President Trump issued an Executive Order (EO 13781) directing the Office of Management and Budget (OMB) to submit a comprehensive plan to reorganize Executive Branch departments and agencies in 2017. In response, the Department initiated a redesign effort. The Consolidated Appropriations Act of 2018 required reorganization and redesign oversight. Specifically, OIG was asked to review the processes by which the Department “developed and implemented reorganization and redesign efforts and plans.” The objective of this review is to determine whether the processes employed by the Department to develop and implement its organizational redesign effort and plan complied with applicable Federal law and OMB guidance.
Review of Allegations of Prohibited Personnel Practices in the Office of the Secretary and the Bureau of International Organization Affairs (S, IO)
In response to congressional requests, referrals from the Department, and several hotline complaints, OIG initiated this special review of allegations that political appointees at the Department engaged in prohibited personnel practices against career officials.
Review of Sexual Harassment Processes (S, OCR)
This evaluation will assess how the Office of Civil Rights (OCR) responds to sexual harassment allegations made against Department employees and whether discipline is taken when allegations are substantiated.
Audit of Special Needs Education Allowance (CGFS)
By law, for employees serving in foreign areas, the Department must provide a Special Needs Education Allowance (SNEA) for children who meet the requirements of the Individuals With Disabilities Education Improvement Act. This allowance assists employees in meeting the extraordinary and necessary expenses incurred in providing adequate education for dependent children at overseas posts. The objective of this audit is to determine whether the Department has established and applied select internal control requirements from the Government Accountability Office’s Standards for Internal Control in the Federal Government to effectually administer SNEA in accordance with Federal law and Department requirements.
Audit of Global Engagement Center (GEC) Coordination of U.S. Government Efforts To Counter Terrorist Messaging and Influence (GEC)
The Secretary of State established the GEC in April 2016 pursuant to Executive Order 13721 to “lead, synchronize, and coordinate efforts of the Federal Government to recognize, understand, expose, and counter foreign state and non-state propaganda and disinformation efforts aimed at undermining United States national security interests.” From 2016 to 2018, the GEC received $200 million to coordinate U.S. Government counter-messaging efforts to ensure they are streamlined and to eliminate duplication, and to consult with allied governments, nongovernmental organizations, civil society, and private-sector experts about best practices in confronting state- sponsored propaganda and disinformation. In addition, the GEC provided direct support to foreign nongovernmental organizations, think tanks, and other organizations. The objective of this audit is to determine whether the GEC has demonstrated progress toward achieving its statutory mission of leading, synchronizing, and coordinating U.S. Government efforts to counter foreign-state and non-state actors’ propaganda and disinformation.

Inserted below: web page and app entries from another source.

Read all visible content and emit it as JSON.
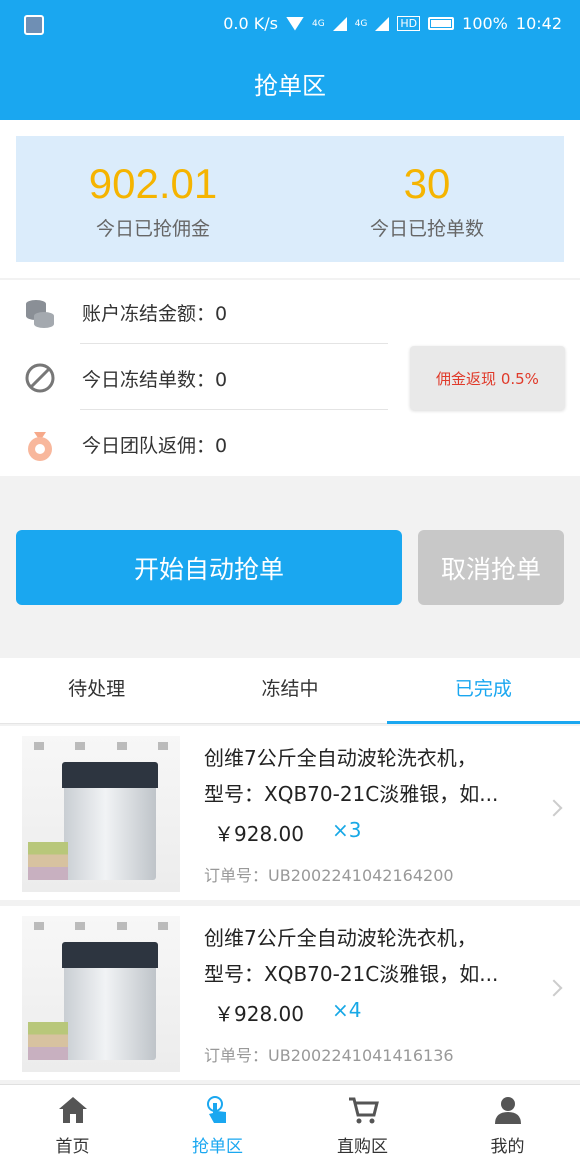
{
  "statusbar": {
    "network_speed": "0.0 K/s",
    "net_4g_1": "4G",
    "net_4g_2": "4G",
    "hd": "HD",
    "battery": "100%",
    "time": "10:42"
  },
  "header": {
    "title": "抢单区"
  },
  "stats": [
    {
      "value": "902.01",
      "label": "今日已抢佣金"
    },
    {
      "value": "30",
      "label": "今日已抢单数"
    }
  ],
  "info": {
    "frozen_amount": "账户冻结金额：0",
    "frozen_orders": "今日冻结单数：0",
    "team_rebate": "今日团队返佣：0",
    "cashback": "佣金返现 0.5%"
  },
  "buttons": {
    "start": "开始自动抢单",
    "cancel": "取消抢单"
  },
  "tabs": [
    "待处理",
    "冻结中",
    "已完成"
  ],
  "active_tab": "已完成",
  "orders": [
    {
      "name_line1": "创维7公斤全自动波轮洗衣机，",
      "name_line2": "型号：XQB70-21C淡雅银，如...",
      "price": "￥928.00",
      "qty": "×3",
      "order_no": "订单号：UB2002241042164200"
    },
    {
      "name_line1": "创维7公斤全自动波轮洗衣机，",
      "name_line2": "型号：XQB70-21C淡雅银，如...",
      "price": "￥928.00",
      "qty": "×4",
      "order_no": "订单号：UB2002241041416136"
    }
  ],
  "nav": [
    {
      "label": "首页",
      "icon": "home-icon"
    },
    {
      "label": "抢单区",
      "icon": "tap-hand-icon"
    },
    {
      "label": "直购区",
      "icon": "cart-icon"
    },
    {
      "label": "我的",
      "icon": "user-icon"
    }
  ],
  "colors": {
    "accent": "#1aa7f0",
    "stat_number": "#f5b400",
    "cashback_text": "#e03a2a"
  }
}
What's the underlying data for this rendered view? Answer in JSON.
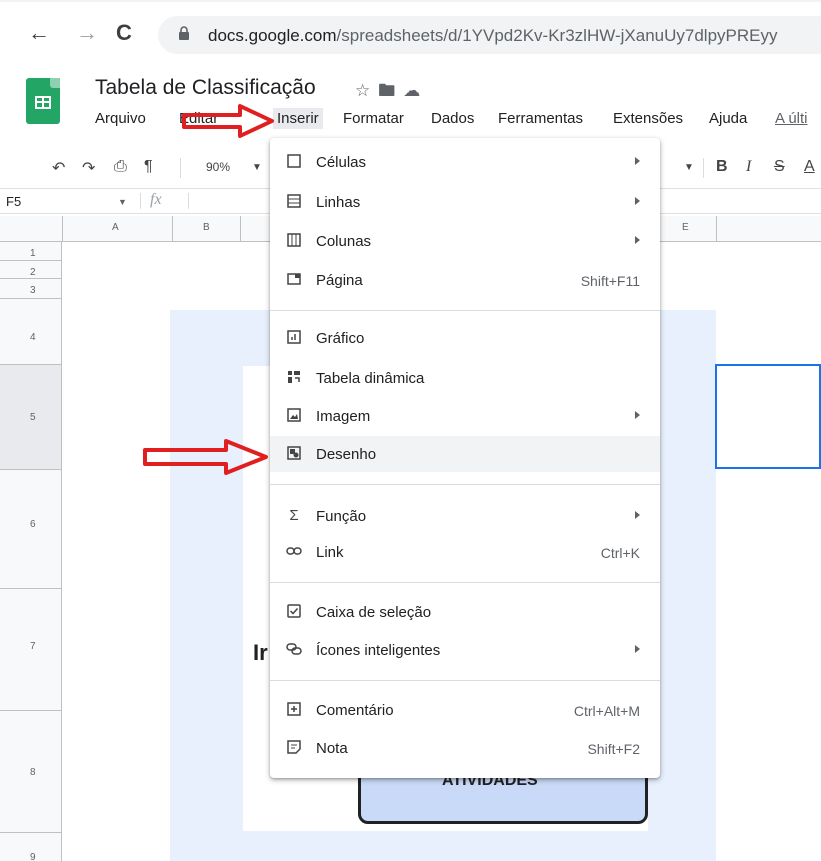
{
  "browser": {
    "url_host": "docs.google.com",
    "url_path": "/spreadsheets/d/1YVpd2Kv-Kr3zlHW-jXanuUy7dlpyPREyy"
  },
  "doc": {
    "title": "Tabela de Classificação"
  },
  "menubar": {
    "arquivo": "Arquivo",
    "editar": "Editar",
    "inserir": "Inserir",
    "formatar": "Formatar",
    "dados": "Dados",
    "ferramentas": "Ferramentas",
    "extensoes": "Extensões",
    "ajuda": "Ajuda",
    "ultima": "A últi"
  },
  "toolbar": {
    "zoom": "90%"
  },
  "formula": {
    "cellref": "F5",
    "fx": "fx"
  },
  "columns": [
    "A",
    "B",
    "E"
  ],
  "rows": [
    "1",
    "2",
    "3",
    "4",
    "5",
    "6",
    "7",
    "8",
    "9"
  ],
  "sheet": {
    "big_text": "Ir",
    "button_text": "ATIVIDADES"
  },
  "menu": {
    "items": [
      {
        "label": "Células",
        "shortcut": "",
        "submenu": true,
        "icon": "square-outline-icon"
      },
      {
        "label": "Linhas",
        "shortcut": "",
        "submenu": true,
        "icon": "rows-icon"
      },
      {
        "label": "Colunas",
        "shortcut": "",
        "submenu": true,
        "icon": "columns-icon"
      },
      {
        "label": "Página",
        "shortcut": "Shift+F11",
        "submenu": false,
        "icon": "page-icon"
      },
      {
        "label": "Gráfico",
        "shortcut": "",
        "submenu": false,
        "icon": "chart-icon"
      },
      {
        "label": "Tabela dinâmica",
        "shortcut": "",
        "submenu": false,
        "icon": "pivot-table-icon"
      },
      {
        "label": "Imagem",
        "shortcut": "",
        "submenu": true,
        "icon": "image-icon"
      },
      {
        "label": "Desenho",
        "shortcut": "",
        "submenu": false,
        "icon": "drawing-icon"
      },
      {
        "label": "Função",
        "shortcut": "",
        "submenu": true,
        "icon": "sigma-icon"
      },
      {
        "label": "Link",
        "shortcut": "Ctrl+K",
        "submenu": false,
        "icon": "link-icon"
      },
      {
        "label": "Caixa de seleção",
        "shortcut": "",
        "submenu": false,
        "icon": "checkbox-icon"
      },
      {
        "label": "Ícones inteligentes",
        "shortcut": "",
        "submenu": true,
        "icon": "smart-chips-icon"
      },
      {
        "label": "Comentário",
        "shortcut": "Ctrl+Alt+M",
        "submenu": false,
        "icon": "comment-icon"
      },
      {
        "label": "Nota",
        "shortcut": "Shift+F2",
        "submenu": false,
        "icon": "note-icon"
      }
    ]
  },
  "colors": {
    "accent": "#1a73e8",
    "sheets_green": "#23a566",
    "annotation_red": "#e02020",
    "button_fill": "#c9daf8"
  }
}
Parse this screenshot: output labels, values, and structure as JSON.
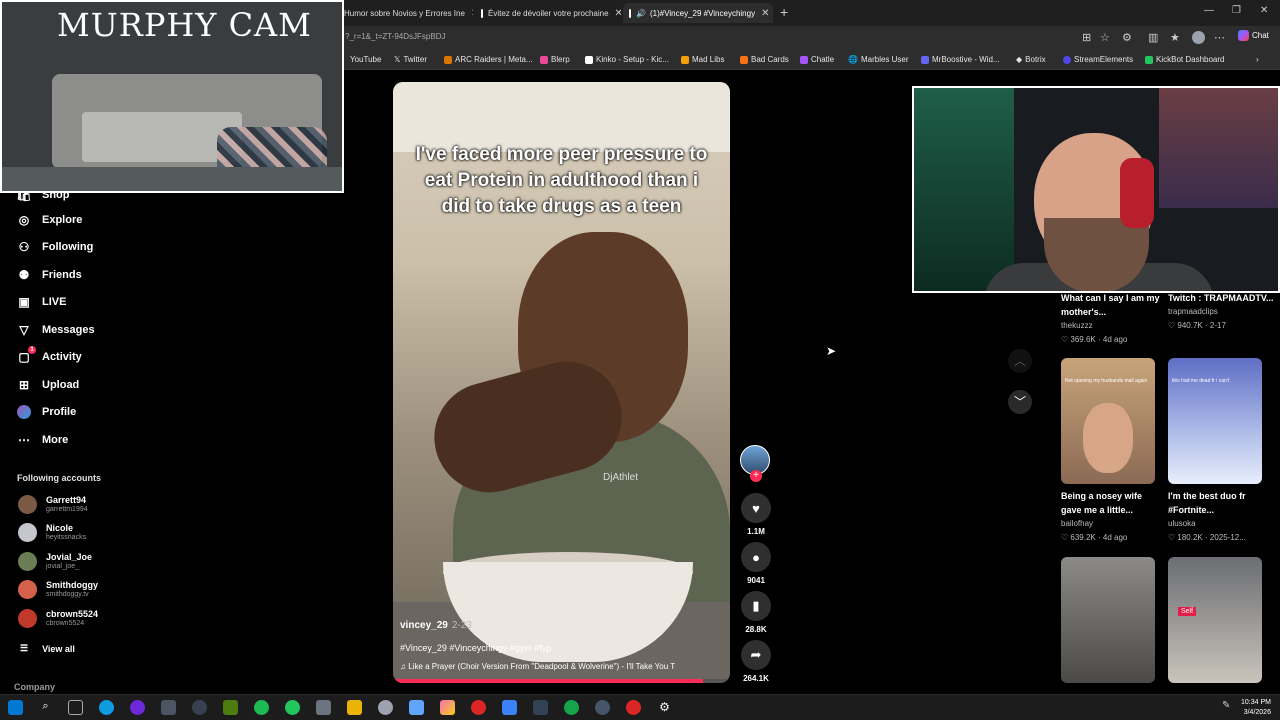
{
  "browser": {
    "tabs": [
      {
        "label": "Humor sobre Novios y Errores Ine"
      },
      {
        "label": "Évitez de dévoiler votre prochaine"
      },
      {
        "label": "(1)#Vincey_29 #Vinceychingy"
      }
    ],
    "url": "?_r=1&_t=ZT-94DsJFspBDJ",
    "chat_label": "Chat",
    "bookmarks": [
      "YouTube",
      "Twitter",
      "ARC Raiders | Meta...",
      "Blerp",
      "Kinko - Setup - Kic...",
      "Mad Libs",
      "Bad Cards",
      "Chatle",
      "Marbles User",
      "MrBoostive - Wid...",
      "Botrix",
      "StreamElements",
      "KickBot Dashboard"
    ]
  },
  "overlay": {
    "murphy_cam_title": "MURPHY CAM"
  },
  "sidebar": {
    "shop_label": "Shop",
    "nav": [
      {
        "label": "Explore",
        "icon": "compass-icon"
      },
      {
        "label": "Following",
        "icon": "following-icon"
      },
      {
        "label": "Friends",
        "icon": "friends-icon"
      },
      {
        "label": "LIVE",
        "icon": "live-icon"
      },
      {
        "label": "Messages",
        "icon": "messages-icon"
      },
      {
        "label": "Activity",
        "icon": "activity-icon",
        "badge": "1"
      },
      {
        "label": "Upload",
        "icon": "upload-icon"
      },
      {
        "label": "Profile",
        "icon": "profile-icon"
      },
      {
        "label": "More",
        "icon": "more-icon"
      }
    ],
    "following_title": "Following accounts",
    "accounts": [
      {
        "name": "Garrett94",
        "handle": "garrettm1994"
      },
      {
        "name": "Nicole",
        "handle": "heyitssnacks"
      },
      {
        "name": "Jovial_Joe",
        "handle": "jovial_joe_"
      },
      {
        "name": "Smithdoggy",
        "handle": "smithdoggy.tv"
      },
      {
        "name": "cbrown5524",
        "handle": "cbrown5524"
      }
    ],
    "view_all": "View all",
    "company": "Company"
  },
  "video": {
    "caption": "I've faced more peer pressure to eat Protein in adulthood than i did to take drugs as a teen",
    "author": "vincey_29",
    "date": "2-23",
    "tags": "#Vincey_29 #Vinceychingy #gym #fyp",
    "music": "Like a Prayer (Choir Version From \"Deadpool & Wolverine\") - I'll Take You T",
    "shirt_text": "DjAthlet",
    "progress": 0.92
  },
  "actions": {
    "likes": "1.1M",
    "comments": "9041",
    "saves": "28.8K",
    "shares": "264.1K"
  },
  "recommendations": [
    {
      "title": "What can I say I am my mother's...",
      "author": "thekuzzz",
      "views": "369.6K",
      "date": "4d ago"
    },
    {
      "title": "Twitch : TRAPMAADTV...",
      "author": "trapmaadclips",
      "views": "940.7K",
      "date": "2-17"
    },
    {
      "title": "Being a nosey wife gave me a little...",
      "author": "bailofhay",
      "views": "639.2K",
      "date": "4d ago",
      "thumb_text": "Not opening my husbands mail again"
    },
    {
      "title": "I'm the best duo fr #Fortnite...",
      "author": "ulusoka",
      "views": "180.2K",
      "date": "2025-12...",
      "thumb_text": "this had me dead fr i can't"
    },
    {
      "thumb_text": "Self"
    }
  ],
  "taskbar": {
    "time": "10:34 PM",
    "date": "3/4/2026"
  },
  "colors": {
    "accent": "#fe2c55",
    "background": "#000000"
  }
}
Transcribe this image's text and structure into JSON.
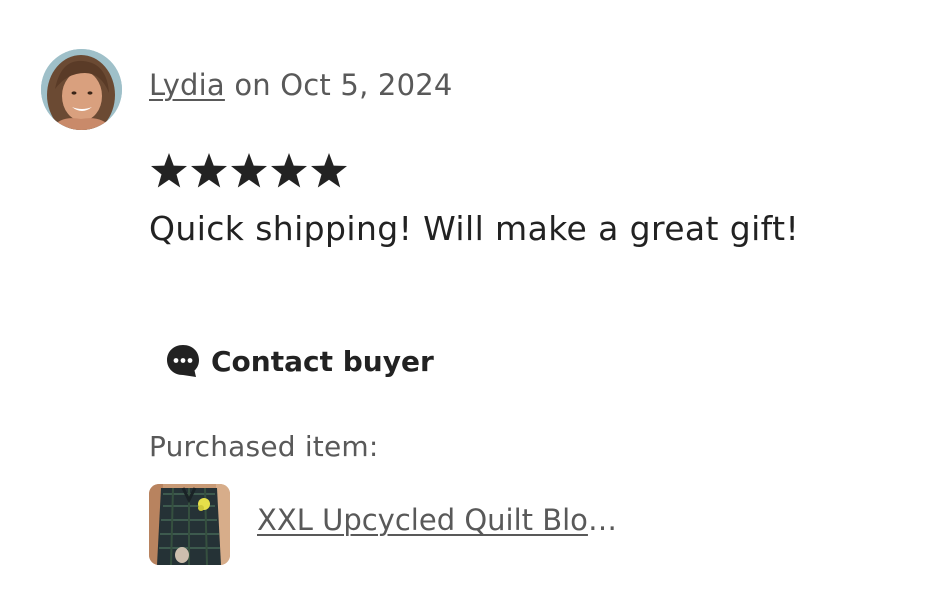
{
  "review": {
    "reviewer_name": "Lydia",
    "date_text": " on Oct 5, 2024",
    "rating": 5,
    "rating_max": 5,
    "text": "Quick shipping! Will make a great gift!"
  },
  "contact": {
    "label": "Contact buyer",
    "icon": "chat-bubble-icon"
  },
  "purchased": {
    "label": "Purchased item:",
    "item_title": "XXL Upcycled Quilt Block Flannel Shirt"
  },
  "colors": {
    "text_primary": "#222222",
    "text_secondary": "#595959",
    "star": "#222222"
  }
}
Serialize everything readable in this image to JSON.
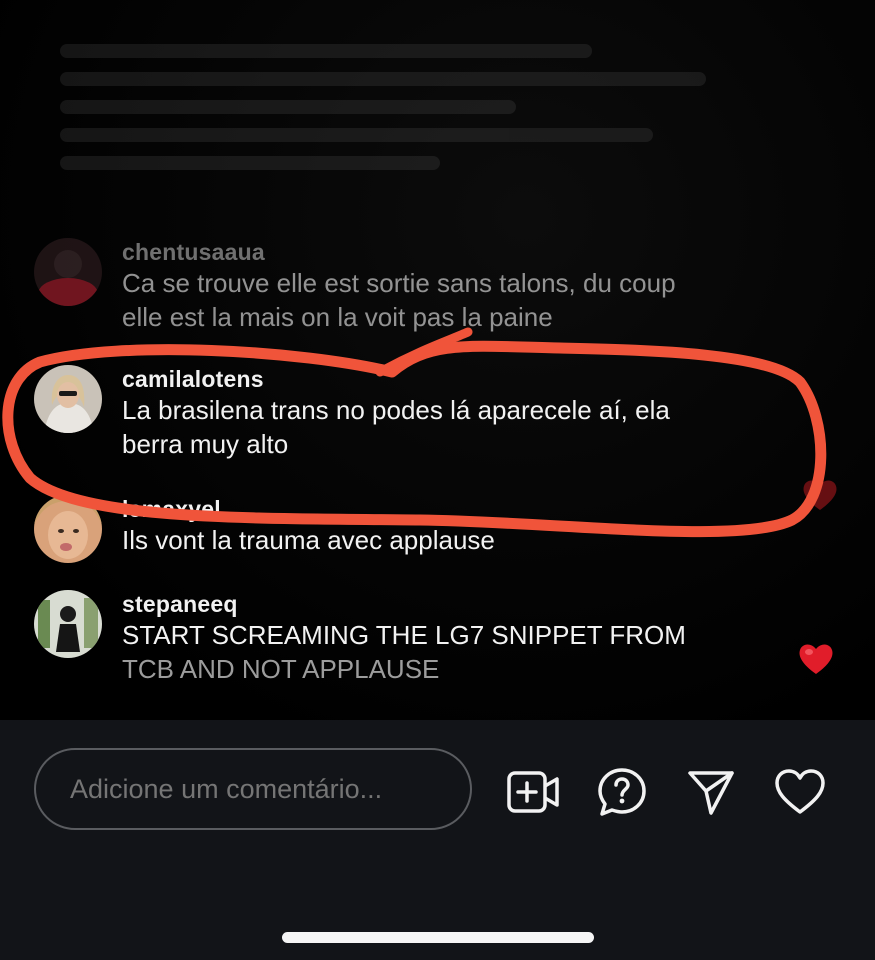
{
  "comments": [
    {
      "username": "chentusaaua",
      "lines": [
        "Ca se trouve elle est sortie sans talons, du coup",
        "elle est la mais on la voit pas la paine"
      ]
    },
    {
      "username": "camilalotens",
      "lines": [
        "La brasilena trans no podes lá aparecele aí, ela",
        "berra muy alto"
      ]
    },
    {
      "username": "lemaxyel",
      "lines": [
        "Ils vont la trauma avec applause"
      ]
    },
    {
      "username": "stepaneeq",
      "lines": [
        "START SCREAMING THE LG7 SNIPPET FROM",
        "TCB AND NOT APPLAUSE"
      ]
    }
  ],
  "input": {
    "placeholder": "Adicione um comentário..."
  },
  "icons": {
    "add_video": "add-video-icon",
    "question": "question-bubble-icon",
    "send": "send-icon",
    "like": "heart-outline-icon",
    "floating_hearts": "red-heart-icon"
  },
  "colors": {
    "highlight": "#f0543a",
    "heart_red": "#e11d2a",
    "bar_bg": "#121418",
    "text": "#f2f2f2"
  }
}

Evaluation of the Bureau of Diplomatic Security’s Aegis Construction Contract at Camp Eggers, Afghanistan (DS/OBO/A)
In 2014, the Bureau of Diplomatic Security sought to mitigate the daily threats posed to the high-risk convoy movements conducted by the Kabul Embassy Security Force (KESF) by moving the KESF closer to U.S. Embassy Kabul to minimize dangerous convoy movements to and from the Embassy. To achieve this, it modified Task Order 10, a security contract held by Aegis, to include the construction of a camp for KESF personnel at Camp Eggers with an estimated project cost of about $173.3 million. However, this contract was eventually terminated without the completion of any significant work. This evaluation will examine how Aegis was selected for the construction of Camp Eggers; what caused multiple cost overruns and delays; why the Department continued using Aegis after non- compliance concerns were identified shortly after award; and what the Department received after spending $97.6 million on Camp Eggers.